For this last point, we asked about a range of potential offerings, including online “ask a librarian”-type research service, mobile library apps, library kiosks in the community, and pre-loaded e-readers available for checkout.

(The Harriette Person Memorial Library in Mississippi even has Beanie Baby Reading Therapy!

) The First Regional Library System in Mississippi has online after-school tutoring, and the Pima County Public Library in Tucson, Arizona has live stage shows of favorite children’s books, called “Story Town.” “Staff, partners and volunteers create lively Story Town neighborhoods like Literacy Lane, Fairytale Trail, Book Walk, Downtown, and Art Alley where they make crafts, watch dance performances, and participate in storytimes and mini-workshops throughout the day.” Musical Instrument Check-Out Program – Lopez Island (Wash.) Library Website: Santa Suits – Patrons start reserving them in September at the Bolivar County Library System in Mississippi.

Gimme, which was developed with monies received from an LSTA grant, was created to meet a need stated by both library and non-library users; they wanted book recommendations powered by library staff.

The Gimme engine is a creative solution to meet these customer needs.” According to the American Library Association, 70% of U. public libraries offer digital or virtual reference services.

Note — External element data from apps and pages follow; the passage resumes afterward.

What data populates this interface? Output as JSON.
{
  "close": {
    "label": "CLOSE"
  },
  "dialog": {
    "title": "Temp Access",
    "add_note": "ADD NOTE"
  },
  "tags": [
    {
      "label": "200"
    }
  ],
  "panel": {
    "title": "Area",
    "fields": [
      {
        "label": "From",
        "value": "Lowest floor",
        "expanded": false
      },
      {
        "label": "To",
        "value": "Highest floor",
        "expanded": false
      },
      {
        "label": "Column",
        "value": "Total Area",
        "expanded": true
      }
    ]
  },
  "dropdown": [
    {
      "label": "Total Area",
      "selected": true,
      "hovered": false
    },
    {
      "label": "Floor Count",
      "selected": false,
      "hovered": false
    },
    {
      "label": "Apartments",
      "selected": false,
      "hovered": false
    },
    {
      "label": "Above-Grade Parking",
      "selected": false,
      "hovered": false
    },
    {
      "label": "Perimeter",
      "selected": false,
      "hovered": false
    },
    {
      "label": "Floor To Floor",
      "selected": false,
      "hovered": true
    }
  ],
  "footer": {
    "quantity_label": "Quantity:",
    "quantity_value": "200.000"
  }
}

The library frequently hosts ‘technology petting zoos’ to teach patrons how to use the CCPL tool, e-readers and e-audiobooks in the downloadable collection.” The Contra Costa County Library in California has a “Snap & Go” project that allows users with mobile phone to access various library services via scanned QR codes.